───── The records

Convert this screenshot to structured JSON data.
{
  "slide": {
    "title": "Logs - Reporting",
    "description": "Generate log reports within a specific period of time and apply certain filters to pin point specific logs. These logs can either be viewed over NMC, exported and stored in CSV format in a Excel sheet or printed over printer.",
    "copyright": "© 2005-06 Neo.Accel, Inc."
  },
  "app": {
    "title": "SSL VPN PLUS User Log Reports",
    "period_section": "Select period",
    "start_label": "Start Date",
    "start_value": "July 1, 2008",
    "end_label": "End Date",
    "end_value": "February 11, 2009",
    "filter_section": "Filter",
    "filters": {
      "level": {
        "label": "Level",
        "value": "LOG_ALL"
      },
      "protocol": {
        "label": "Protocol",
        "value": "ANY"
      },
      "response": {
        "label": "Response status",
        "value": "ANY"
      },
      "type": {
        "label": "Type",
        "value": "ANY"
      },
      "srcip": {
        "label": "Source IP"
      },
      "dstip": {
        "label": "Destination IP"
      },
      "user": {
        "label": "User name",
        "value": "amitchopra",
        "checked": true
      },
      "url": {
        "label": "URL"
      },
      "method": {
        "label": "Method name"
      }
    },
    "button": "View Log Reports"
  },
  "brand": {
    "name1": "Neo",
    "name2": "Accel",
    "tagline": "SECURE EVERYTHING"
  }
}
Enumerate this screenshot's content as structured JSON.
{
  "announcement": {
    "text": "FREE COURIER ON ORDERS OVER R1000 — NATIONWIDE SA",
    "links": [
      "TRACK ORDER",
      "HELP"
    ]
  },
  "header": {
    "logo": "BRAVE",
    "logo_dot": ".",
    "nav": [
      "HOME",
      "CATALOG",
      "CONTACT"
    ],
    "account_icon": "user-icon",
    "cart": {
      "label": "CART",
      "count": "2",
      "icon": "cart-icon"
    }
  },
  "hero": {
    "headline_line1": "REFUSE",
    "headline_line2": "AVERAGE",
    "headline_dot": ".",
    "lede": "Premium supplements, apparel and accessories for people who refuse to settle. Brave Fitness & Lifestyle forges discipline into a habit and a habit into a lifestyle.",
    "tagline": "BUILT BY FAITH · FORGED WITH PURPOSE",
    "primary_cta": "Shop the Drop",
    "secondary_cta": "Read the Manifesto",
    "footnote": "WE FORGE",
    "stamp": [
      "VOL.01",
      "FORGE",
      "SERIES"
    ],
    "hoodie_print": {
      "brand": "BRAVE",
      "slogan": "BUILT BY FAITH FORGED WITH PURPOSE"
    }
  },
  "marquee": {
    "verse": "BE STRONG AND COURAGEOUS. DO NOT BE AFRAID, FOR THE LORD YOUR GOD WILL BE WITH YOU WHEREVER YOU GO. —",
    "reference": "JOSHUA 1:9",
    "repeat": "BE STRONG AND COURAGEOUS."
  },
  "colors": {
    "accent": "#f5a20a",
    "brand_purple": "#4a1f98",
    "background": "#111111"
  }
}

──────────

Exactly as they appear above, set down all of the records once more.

Convert this screenshot to structured JSON data.
{
  "slide": {
    "title": "Logs - Reporting",
    "description": "Generate log reports within a specific period of time and apply certain filters to pin point specific logs. These logs can either be viewed over NMC, exported and stored in CSV format in a Excel sheet or printed over printer.",
    "copyright": "© 2005-06 Neo.Accel, Inc."
  },
  "app": {
    "title": "SSL VPN PLUS User Log Reports",
    "period_section": "Select period",
    "start_label": "Start Date",
    "start_value": "July 1, 2008",
    "end_label": "End Date",
    "end_value": "February 11, 2009",
    "filter_section": "Filter",
    "filters": {
      "level": {
        "label": "Level",
        "value": "LOG_ALL"
      },
      "protocol": {
        "label": "Protocol",
        "value": "ANY"
      },
      "response": {
        "label": "Response status",
        "value": "ANY"
      },
      "type": {
        "label": "Type",
        "value": "ANY"
      },
      "srcip": {
        "label": "Source IP"
      },
      "dstip": {
        "label": "Destination IP"
      },
      "user": {
        "label": "User name",
        "value": "amitchopra",
        "checked": true
      },
      "url": {
        "label": "URL"
      },
      "method": {
        "label": "Method name"
      }
    },
    "button": "View Log Reports"
  },
  "brand": {
    "name1": "Neo",
    "name2": "Accel",
    "tagline": "SECURE EVERYTHING"
  }
}
Enumerate this screenshot's content as structured JSON.
{
  "announcement": {
    "text": "FREE COURIER ON ORDERS OVER R1000 — NATIONWIDE SA",
    "links": [
      "TRACK ORDER",
      "HELP"
    ]
  },
  "header": {
    "logo": "BRAVE",
    "logo_dot": ".",
    "nav": [
      "HOME",
      "CATALOG",
      "CONTACT"
    ],
    "account_icon": "user-icon",
    "cart": {
      "label": "CART",
      "count": "2",
      "icon": "cart-icon"
    }
  },
  "hero": {
    "headline_line1": "REFUSE",
    "headline_line2": "AVERAGE",
    "headline_dot": ".",
    "lede": "Premium supplements, apparel and accessories for people who refuse to settle. Brave Fitness & Lifestyle forges discipline into a habit and a habit into a lifestyle.",
    "tagline": "BUILT BY FAITH · FORGED WITH PURPOSE",
    "primary_cta": "Shop the Drop",
    "secondary_cta": "Read the Manifesto",
    "footnote": "WE FORGE",
    "stamp": [
      "VOL.01",
      "FORGE",
      "SERIES"
    ],
    "hoodie_print": {
      "brand": "BRAVE",
      "slogan": "BUILT BY FAITH FORGED WITH PURPOSE"
    }
  },
  "marquee": {
    "verse": "BE STRONG AND COURAGEOUS. DO NOT BE AFRAID, FOR THE LORD YOUR GOD WILL BE WITH YOU WHEREVER YOU GO. —",
    "reference": "JOSHUA 1:9",
    "repeat": "BE STRONG AND COURAGEOUS."
  },
  "colors": {
    "accent": "#f5a20a",
    "brand_purple": "#4a1f98",
    "background": "#111111"
  }
}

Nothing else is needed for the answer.